Like many other services, cancer services remain under great pressure with continued high demand. Currently, around 20,000 people are diagnosed with cancer in Wales every year and it is estimated this number will rise to almost 25,000 by 2040 (Cancer Research UK: Wales Overview 2023).

Across Wales, the NHS is working to transform the way in which cancer services are delivered and improve waiting times. Services and staff aim to care for those affected through an innovative and empathetic approach, which involves cross-organisation and partnership working.

Prevention and early intervention are crucial in reducing the exposure to risk factors for many types of cancer, and in addressing the barriers to screening and diagnosis. Due to the importance of early intervention in the identification and treatment of cancer, Health Education and Improvement Wales (HEIW) have launched platform GatewayC, giving primary care clinicians access to free cancer diagnosis education.

Clinical trials are crucial for advances in care and treatment, with Velindre University NHS Trust progressing the co-sponsored PATHOS trial. PATHOS is looking at the role of less intensive treatment after minimally invasive surgery for people whose cancers have tested positive for Human Papilloma Virus. NHS organisations are also developing new roles, with a focus on providing seamless and personalised care. Betsi Cadwaladr University Health Board has
recruited metastatic clinical nurse specialists who offer physical and emotional support.

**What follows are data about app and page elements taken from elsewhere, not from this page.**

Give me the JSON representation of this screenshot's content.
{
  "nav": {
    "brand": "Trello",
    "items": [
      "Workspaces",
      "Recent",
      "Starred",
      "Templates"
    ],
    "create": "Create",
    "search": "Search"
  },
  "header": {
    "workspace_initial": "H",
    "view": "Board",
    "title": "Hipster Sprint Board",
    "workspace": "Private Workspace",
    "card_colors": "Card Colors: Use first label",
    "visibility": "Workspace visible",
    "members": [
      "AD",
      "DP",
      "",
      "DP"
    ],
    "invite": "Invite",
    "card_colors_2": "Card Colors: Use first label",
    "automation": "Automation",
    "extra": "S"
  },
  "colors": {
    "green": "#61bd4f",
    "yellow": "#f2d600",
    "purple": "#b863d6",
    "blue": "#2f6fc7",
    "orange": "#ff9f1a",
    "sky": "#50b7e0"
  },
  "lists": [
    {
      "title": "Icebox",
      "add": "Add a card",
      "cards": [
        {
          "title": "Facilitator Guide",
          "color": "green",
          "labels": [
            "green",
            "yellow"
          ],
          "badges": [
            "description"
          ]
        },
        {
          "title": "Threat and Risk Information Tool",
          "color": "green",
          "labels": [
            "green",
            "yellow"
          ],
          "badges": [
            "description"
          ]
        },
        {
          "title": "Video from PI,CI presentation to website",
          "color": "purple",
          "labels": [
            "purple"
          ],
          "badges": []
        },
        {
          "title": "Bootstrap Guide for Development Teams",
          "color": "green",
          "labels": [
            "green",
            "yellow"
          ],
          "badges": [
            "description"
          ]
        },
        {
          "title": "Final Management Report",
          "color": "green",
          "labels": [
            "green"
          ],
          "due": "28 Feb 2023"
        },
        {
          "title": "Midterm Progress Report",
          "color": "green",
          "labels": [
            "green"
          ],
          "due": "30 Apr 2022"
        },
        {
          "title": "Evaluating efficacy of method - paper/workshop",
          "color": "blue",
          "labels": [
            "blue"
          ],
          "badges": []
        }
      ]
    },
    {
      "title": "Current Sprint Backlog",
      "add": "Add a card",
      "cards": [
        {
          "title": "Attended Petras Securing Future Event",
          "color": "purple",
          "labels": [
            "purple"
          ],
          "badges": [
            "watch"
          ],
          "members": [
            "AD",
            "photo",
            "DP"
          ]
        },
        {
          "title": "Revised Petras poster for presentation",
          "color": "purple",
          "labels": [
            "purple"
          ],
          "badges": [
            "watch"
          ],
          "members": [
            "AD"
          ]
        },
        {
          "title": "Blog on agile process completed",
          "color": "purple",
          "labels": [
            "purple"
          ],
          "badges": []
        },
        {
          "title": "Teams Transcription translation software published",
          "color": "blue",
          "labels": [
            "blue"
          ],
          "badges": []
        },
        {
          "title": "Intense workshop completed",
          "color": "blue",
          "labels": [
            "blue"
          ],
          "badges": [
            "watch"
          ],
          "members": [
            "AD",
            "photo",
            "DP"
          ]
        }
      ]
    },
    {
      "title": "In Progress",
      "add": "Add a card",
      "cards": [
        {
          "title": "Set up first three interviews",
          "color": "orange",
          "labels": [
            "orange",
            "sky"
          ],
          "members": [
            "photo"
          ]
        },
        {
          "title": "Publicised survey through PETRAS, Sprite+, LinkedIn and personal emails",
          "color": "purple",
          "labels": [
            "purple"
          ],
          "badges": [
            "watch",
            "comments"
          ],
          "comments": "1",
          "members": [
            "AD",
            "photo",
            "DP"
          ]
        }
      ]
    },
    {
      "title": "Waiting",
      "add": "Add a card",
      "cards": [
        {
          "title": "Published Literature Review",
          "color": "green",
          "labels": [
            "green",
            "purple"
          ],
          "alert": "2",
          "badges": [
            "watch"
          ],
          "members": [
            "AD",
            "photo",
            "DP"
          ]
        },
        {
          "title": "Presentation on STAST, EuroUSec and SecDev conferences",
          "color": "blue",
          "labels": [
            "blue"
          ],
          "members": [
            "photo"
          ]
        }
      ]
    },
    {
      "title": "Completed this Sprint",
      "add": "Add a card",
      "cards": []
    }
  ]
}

Digital has also been an important tool in improving services. The use of the My Clinical Outcomes platform at Cardiff and Vale University Health Board aims to place the patient at the centre of treatment improvements by personalising clinical care. This approach has already been successful at avoiding hospital admissions and reducing hospital stays at the Sussex Cancer Centre.